(Recorded data begins)

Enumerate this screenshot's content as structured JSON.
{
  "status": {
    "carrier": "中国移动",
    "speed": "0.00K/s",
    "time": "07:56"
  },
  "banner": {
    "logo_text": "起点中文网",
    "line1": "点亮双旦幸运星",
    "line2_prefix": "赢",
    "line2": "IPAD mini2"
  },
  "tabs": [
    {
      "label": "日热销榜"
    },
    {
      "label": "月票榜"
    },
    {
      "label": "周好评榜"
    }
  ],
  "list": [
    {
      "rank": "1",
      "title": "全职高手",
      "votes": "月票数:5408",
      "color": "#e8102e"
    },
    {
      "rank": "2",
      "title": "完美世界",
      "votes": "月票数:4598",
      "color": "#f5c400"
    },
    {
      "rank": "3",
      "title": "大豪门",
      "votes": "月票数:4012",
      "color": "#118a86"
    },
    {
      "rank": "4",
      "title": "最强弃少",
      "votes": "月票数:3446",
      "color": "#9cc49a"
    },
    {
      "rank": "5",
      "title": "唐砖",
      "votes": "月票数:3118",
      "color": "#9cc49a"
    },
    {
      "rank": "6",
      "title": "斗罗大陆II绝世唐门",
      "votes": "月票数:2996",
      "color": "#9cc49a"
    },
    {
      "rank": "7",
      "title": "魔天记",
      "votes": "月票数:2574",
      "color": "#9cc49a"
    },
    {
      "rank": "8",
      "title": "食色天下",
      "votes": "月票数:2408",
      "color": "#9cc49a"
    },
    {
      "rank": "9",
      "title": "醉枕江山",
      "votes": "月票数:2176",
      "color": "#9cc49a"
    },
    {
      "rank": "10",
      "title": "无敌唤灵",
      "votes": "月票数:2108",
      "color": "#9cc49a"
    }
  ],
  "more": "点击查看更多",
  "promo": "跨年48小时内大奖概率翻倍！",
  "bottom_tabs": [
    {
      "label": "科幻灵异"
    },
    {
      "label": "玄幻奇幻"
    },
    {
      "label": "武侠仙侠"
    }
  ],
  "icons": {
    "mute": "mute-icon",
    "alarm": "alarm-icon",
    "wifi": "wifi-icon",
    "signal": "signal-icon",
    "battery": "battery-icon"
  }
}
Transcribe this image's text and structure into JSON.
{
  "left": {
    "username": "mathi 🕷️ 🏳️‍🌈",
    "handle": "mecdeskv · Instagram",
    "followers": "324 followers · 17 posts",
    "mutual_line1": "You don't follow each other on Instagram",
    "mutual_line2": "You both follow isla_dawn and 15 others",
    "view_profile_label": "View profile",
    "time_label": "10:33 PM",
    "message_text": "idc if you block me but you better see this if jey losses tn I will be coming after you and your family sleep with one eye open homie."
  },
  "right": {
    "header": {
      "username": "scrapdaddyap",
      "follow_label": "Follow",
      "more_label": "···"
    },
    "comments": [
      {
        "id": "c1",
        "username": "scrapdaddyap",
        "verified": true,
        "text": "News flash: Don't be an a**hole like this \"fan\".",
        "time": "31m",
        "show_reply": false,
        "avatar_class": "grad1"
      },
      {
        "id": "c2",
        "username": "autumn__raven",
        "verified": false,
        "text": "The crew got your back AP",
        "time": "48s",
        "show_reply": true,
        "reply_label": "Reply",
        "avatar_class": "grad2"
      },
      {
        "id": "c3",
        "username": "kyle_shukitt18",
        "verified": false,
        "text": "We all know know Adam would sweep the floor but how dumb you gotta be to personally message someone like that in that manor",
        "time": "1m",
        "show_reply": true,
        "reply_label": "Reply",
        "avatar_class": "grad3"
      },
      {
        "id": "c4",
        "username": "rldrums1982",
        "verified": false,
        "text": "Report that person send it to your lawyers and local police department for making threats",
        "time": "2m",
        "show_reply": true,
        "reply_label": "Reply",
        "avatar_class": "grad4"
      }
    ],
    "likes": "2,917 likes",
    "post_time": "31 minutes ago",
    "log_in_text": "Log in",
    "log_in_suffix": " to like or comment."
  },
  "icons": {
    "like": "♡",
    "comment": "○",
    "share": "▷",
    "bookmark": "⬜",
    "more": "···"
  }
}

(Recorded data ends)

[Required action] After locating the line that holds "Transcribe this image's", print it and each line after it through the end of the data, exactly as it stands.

[Task result]
Transcribe this image's text and structure into JSON.
{
  "left": {
    "username": "mathi 🕷️ 🏳️‍🌈",
    "handle": "mecdeskv · Instagram",
    "followers": "324 followers · 17 posts",
    "mutual_line1": "You don't follow each other on Instagram",
    "mutual_line2": "You both follow isla_dawn and 15 others",
    "view_profile_label": "View profile",
    "time_label": "10:33 PM",
    "message_text": "idc if you block me but you better see this if jey losses tn I will be coming after you and your family sleep with one eye open homie."
  },
  "right": {
    "header": {
      "username": "scrapdaddyap",
      "follow_label": "Follow",
      "more_label": "···"
    },
    "comments": [
      {
        "id": "c1",
        "username": "scrapdaddyap",
        "verified": true,
        "text": "News flash: Don't be an a**hole like this \"fan\".",
        "time": "31m",
        "show_reply": false,
        "avatar_class": "grad1"
      },
      {
        "id": "c2",
        "username": "autumn__raven",
        "verified": false,
        "text": "The crew got your back AP",
        "time": "48s",
        "show_reply": true,
        "reply_label": "Reply",
        "avatar_class": "grad2"
      },
      {
        "id": "c3",
        "username": "kyle_shukitt18",
        "verified": false,
        "text": "We all know know Adam would sweep the floor but how dumb you gotta be to personally message someone like that in that manor",
        "time": "1m",
        "show_reply": true,
        "reply_label": "Reply",
        "avatar_class": "grad3"
      },
      {
        "id": "c4",
        "username": "rldrums1982",
        "verified": false,
        "text": "Report that person send it to your lawyers and local police department for making threats",
        "time": "2m",
        "show_reply": true,
        "reply_label": "Reply",
        "avatar_class": "grad4"
      }
    ],
    "likes": "2,917 likes",
    "post_time": "31 minutes ago",
    "log_in_text": "Log in",
    "log_in_suffix": " to like or comment."
  },
  "icons": {
    "like": "♡",
    "comment": "○",
    "share": "▷",
    "bookmark": "⬜",
    "more": "···"
  }
}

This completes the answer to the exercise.